13. What is meant by "common grace," and how may it be shown that the Spirit does operate upon the minds of those who are not renewed in heart?
"Common grace" is the restraining and persuading influences of the Holy Spirit acting only through the truth revealed in the gospel, or through the natural light of reason and of conscience, heightening the natural moral effect of such truth upon the understanding, conscience, and heart. It involves no change of heart, but simply an enhancement of the natural powers of the truth, a restraint of evil passions, and an increase of the natural emotions in view of sin, duty, and self-interest.
That God does so operate upon the hearts of the unregenerate is proved, 1st, from Scripture, Gen. vi. 3; Acts vii. 51; Heb. x. 29; 2d, from universal experience and observation.
14. How does common differ from efficacious grace?
1st. As to its subjects. All men are more or less the subjects of the one; only the the elect are subjects of the other, Rom. viii. 30; xi. 7; 2 Thess. ii. 13.
2d. As to its nature. Common grace is only meditate, through the truth, and it is merely moral, heightening the moral influence natural to the truth, and exciting only the natural powers of the soul, both rational and moral. But efficacious grace is immediate and supernatural, since it is wrought directly in the soul by the immediate energy of the Holy Ghost, and since it implants a new spiritual life, and a capacity for a new mode of exercising the natural faculties.
3d. As to its effects. The effects of common grace are superficial and transient, modifying the action, but not changing the nature, and its influence is always more or less consciously resisted, as opposed to the prevailing disposition of the soul. But efficacious grace, since it acts not upon but in the will itself, changing the governing desires, and giving a new direction to the active powers of the soul, is neither resistible nor irresistible, but most free, spontaneous, and yet most certainly effectual.

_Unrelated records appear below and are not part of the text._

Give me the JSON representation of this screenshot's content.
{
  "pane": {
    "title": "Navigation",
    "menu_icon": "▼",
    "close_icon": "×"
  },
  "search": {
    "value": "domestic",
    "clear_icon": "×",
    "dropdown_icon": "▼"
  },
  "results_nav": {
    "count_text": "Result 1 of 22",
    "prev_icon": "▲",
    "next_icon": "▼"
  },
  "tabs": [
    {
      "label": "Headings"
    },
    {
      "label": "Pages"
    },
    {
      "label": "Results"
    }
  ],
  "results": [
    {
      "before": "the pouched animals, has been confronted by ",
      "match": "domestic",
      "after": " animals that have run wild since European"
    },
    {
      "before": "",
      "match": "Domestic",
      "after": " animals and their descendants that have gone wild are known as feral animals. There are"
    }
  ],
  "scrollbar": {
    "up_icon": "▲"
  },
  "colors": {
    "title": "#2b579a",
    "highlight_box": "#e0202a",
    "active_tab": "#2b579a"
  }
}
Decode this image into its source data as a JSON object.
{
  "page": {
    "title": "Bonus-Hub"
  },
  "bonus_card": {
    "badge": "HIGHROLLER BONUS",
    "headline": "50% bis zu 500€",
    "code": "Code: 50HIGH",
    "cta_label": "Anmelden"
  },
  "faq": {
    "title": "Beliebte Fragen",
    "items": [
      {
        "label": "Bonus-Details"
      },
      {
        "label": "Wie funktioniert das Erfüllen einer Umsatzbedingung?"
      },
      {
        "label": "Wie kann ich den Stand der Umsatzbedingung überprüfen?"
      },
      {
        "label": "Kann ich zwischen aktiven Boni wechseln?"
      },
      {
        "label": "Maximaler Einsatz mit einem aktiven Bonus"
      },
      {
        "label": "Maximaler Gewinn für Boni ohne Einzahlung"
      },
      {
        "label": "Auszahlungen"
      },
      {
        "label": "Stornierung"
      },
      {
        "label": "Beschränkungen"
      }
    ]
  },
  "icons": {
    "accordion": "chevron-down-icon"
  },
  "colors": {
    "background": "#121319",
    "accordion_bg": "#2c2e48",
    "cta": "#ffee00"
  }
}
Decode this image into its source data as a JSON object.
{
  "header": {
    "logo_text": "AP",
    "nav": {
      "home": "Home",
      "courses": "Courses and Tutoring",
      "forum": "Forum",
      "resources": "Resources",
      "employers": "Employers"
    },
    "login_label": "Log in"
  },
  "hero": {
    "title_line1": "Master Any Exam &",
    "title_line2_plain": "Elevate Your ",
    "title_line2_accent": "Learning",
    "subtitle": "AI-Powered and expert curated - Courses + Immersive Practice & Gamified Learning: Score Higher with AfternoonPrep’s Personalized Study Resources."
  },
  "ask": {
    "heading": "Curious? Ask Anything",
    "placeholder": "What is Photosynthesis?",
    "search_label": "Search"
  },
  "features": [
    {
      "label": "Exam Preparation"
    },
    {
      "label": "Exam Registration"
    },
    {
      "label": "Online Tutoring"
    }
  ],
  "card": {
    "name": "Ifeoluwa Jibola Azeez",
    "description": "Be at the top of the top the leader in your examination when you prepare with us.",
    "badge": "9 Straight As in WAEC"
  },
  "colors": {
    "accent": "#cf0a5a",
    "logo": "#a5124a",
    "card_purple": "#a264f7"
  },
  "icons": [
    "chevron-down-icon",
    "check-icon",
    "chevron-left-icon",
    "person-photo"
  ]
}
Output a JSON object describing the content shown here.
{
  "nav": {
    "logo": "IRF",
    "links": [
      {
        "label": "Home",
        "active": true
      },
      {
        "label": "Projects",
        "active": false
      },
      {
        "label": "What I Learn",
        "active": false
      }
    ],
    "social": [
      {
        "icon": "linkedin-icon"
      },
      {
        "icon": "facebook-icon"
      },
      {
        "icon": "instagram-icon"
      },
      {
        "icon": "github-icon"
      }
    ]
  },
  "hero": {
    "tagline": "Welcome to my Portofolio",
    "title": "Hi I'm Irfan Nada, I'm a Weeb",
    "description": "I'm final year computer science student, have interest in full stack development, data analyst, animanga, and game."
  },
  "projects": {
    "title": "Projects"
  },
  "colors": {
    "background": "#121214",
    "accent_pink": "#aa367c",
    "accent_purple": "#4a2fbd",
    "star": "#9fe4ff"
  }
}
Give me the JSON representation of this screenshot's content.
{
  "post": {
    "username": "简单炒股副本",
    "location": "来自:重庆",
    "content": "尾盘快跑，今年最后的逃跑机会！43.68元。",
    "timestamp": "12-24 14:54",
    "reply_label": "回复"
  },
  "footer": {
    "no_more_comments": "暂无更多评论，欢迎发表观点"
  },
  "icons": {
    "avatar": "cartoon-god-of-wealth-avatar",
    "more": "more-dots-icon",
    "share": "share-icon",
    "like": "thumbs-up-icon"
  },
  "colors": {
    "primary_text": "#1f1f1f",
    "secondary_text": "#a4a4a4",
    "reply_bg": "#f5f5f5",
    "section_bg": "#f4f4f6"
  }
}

Monday, June 14, 2010
A.A. Hodge on Common Grace
A.A. Hodge, Outlines of Theology (1866), pp. 337-338: